• [WORK ORDER] Reading the records below, count the lines in which the string "this" appears; write the number only.

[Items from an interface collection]
────────────────────────────────────────

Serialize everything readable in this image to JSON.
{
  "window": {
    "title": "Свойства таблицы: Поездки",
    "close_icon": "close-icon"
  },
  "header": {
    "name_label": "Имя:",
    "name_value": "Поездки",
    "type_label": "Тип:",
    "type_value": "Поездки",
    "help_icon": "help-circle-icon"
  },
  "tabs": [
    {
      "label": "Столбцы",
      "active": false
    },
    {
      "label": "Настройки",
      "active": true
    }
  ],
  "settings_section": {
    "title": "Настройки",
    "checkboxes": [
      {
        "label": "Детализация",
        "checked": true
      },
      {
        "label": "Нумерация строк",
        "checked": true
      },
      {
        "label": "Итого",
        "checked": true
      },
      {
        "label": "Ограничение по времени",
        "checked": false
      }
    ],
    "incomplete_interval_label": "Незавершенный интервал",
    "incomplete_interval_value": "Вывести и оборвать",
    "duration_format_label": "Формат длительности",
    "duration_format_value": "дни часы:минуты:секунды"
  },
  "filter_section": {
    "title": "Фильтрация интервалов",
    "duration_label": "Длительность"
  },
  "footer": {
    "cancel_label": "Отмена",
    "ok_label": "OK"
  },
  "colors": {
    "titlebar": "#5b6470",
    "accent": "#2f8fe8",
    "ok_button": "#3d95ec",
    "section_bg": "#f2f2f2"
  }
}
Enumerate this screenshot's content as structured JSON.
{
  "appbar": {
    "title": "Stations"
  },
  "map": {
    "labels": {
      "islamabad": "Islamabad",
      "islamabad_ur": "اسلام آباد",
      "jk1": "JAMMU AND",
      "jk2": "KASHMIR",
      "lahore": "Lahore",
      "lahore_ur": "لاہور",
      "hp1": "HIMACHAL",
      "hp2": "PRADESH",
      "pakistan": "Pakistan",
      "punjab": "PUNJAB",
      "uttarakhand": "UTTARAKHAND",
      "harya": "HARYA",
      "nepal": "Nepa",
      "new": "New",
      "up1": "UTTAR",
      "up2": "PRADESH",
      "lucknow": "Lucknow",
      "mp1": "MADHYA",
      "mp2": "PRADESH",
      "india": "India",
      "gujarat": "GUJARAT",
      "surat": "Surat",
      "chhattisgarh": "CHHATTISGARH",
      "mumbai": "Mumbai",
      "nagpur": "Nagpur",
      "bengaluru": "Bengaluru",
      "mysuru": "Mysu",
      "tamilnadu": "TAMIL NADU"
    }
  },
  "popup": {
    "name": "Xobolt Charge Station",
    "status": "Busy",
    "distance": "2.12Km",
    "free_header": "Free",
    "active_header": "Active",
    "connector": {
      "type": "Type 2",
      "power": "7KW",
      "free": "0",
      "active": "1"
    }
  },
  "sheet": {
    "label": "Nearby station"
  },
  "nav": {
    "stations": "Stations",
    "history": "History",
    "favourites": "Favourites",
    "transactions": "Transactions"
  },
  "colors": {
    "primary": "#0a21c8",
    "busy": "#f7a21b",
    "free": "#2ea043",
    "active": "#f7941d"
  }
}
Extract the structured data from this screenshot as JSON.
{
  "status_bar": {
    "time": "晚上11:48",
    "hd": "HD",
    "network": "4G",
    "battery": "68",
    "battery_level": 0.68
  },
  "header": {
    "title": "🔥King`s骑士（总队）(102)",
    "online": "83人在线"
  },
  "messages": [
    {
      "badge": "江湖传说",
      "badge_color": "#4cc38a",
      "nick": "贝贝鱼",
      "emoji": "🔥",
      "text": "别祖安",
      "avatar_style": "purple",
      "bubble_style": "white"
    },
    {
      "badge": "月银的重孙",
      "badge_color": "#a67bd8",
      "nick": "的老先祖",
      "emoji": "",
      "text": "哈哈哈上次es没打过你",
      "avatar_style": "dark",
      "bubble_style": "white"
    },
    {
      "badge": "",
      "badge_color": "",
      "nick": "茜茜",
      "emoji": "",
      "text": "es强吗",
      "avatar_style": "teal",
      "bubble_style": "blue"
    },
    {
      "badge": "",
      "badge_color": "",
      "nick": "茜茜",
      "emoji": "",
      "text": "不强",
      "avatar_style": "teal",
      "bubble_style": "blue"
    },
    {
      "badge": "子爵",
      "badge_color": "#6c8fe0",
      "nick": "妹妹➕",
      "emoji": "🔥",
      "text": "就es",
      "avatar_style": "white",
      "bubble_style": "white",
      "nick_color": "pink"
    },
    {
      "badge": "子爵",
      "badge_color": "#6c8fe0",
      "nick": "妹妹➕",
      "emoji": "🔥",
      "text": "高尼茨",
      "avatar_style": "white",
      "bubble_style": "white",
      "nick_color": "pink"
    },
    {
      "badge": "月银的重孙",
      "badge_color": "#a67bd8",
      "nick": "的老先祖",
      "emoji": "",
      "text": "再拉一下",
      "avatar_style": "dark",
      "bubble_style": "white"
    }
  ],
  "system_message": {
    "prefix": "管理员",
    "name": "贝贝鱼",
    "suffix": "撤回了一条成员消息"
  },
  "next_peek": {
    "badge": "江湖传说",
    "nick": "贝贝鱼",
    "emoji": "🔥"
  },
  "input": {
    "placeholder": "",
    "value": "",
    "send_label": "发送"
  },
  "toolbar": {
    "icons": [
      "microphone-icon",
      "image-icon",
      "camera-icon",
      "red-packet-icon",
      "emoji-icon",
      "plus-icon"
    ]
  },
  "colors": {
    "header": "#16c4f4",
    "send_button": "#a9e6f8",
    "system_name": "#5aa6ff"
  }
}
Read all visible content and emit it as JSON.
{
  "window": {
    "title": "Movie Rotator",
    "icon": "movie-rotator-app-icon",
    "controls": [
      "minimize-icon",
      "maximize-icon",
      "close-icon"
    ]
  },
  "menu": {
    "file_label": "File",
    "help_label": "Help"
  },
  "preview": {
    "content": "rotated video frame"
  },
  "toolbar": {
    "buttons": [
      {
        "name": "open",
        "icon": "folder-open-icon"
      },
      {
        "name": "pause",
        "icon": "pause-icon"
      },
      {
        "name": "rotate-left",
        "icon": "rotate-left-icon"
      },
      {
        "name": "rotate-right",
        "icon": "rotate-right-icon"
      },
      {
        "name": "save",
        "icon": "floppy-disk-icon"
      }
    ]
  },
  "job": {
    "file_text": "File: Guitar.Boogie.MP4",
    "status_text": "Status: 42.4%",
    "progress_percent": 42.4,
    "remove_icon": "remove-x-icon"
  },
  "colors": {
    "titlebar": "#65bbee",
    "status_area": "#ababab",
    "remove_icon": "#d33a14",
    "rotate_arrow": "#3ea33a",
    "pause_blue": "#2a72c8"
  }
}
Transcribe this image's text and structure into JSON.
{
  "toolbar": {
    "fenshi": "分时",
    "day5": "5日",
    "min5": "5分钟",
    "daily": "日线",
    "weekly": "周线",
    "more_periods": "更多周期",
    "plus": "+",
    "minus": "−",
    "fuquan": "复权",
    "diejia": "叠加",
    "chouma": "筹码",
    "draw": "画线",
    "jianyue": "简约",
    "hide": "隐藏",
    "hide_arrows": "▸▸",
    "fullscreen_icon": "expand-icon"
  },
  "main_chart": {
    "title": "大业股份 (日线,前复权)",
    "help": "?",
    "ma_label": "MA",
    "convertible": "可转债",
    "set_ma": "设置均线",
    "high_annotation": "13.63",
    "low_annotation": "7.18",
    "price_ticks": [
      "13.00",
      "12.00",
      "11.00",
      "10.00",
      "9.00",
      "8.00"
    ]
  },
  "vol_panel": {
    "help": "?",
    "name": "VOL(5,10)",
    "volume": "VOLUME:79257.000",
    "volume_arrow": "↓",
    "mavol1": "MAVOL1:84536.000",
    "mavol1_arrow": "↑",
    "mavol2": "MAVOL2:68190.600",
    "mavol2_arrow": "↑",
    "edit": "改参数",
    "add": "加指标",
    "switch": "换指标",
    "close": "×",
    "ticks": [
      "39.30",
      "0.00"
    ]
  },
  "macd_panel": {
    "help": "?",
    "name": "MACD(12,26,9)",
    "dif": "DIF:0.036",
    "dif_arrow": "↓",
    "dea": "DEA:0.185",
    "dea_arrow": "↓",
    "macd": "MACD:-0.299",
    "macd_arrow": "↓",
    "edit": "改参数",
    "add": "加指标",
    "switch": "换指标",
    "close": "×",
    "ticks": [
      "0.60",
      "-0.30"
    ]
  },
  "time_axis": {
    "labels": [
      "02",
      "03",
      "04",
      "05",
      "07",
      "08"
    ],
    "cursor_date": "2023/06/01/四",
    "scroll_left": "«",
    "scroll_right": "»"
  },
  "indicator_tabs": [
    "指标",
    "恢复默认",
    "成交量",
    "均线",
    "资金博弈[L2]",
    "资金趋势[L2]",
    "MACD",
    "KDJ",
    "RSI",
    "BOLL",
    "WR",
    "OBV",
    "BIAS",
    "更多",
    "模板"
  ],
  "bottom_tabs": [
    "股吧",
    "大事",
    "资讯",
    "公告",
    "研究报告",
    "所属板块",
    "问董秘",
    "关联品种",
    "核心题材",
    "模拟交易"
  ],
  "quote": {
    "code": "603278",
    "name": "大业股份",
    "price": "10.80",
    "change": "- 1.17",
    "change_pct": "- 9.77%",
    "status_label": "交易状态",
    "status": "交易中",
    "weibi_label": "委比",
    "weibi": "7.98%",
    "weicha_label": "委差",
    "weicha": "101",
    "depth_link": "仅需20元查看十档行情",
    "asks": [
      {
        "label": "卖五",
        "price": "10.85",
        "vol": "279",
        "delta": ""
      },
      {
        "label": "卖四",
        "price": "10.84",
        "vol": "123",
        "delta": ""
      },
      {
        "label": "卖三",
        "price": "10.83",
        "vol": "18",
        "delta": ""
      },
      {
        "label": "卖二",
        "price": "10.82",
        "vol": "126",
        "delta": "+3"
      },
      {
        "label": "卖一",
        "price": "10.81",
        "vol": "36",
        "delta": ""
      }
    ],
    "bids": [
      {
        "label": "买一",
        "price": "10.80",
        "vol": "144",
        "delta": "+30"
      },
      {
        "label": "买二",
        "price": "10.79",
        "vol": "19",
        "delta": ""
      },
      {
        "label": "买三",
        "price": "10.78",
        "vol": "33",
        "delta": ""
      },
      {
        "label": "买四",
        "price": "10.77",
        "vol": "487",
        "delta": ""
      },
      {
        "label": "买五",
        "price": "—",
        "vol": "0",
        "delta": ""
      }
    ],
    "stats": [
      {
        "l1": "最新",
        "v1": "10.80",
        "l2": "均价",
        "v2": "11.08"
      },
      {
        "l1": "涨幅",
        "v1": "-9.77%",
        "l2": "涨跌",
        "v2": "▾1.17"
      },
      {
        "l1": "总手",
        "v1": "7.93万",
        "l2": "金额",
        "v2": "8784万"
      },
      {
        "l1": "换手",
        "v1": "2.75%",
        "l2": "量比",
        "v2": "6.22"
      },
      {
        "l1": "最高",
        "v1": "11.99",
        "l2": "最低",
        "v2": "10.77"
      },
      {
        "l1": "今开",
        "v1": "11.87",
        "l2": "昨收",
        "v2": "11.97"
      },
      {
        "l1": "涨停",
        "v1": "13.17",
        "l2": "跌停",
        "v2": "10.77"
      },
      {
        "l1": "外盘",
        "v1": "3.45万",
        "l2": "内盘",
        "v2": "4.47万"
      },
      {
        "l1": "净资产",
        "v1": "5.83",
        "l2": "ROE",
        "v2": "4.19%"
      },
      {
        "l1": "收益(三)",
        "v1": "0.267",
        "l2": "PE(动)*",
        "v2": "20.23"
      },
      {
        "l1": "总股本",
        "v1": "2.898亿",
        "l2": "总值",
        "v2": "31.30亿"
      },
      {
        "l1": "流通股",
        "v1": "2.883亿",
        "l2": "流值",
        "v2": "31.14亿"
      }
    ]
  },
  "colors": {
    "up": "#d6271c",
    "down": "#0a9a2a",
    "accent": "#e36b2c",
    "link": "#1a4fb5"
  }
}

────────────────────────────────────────

• [YOUR SOLUTION] 4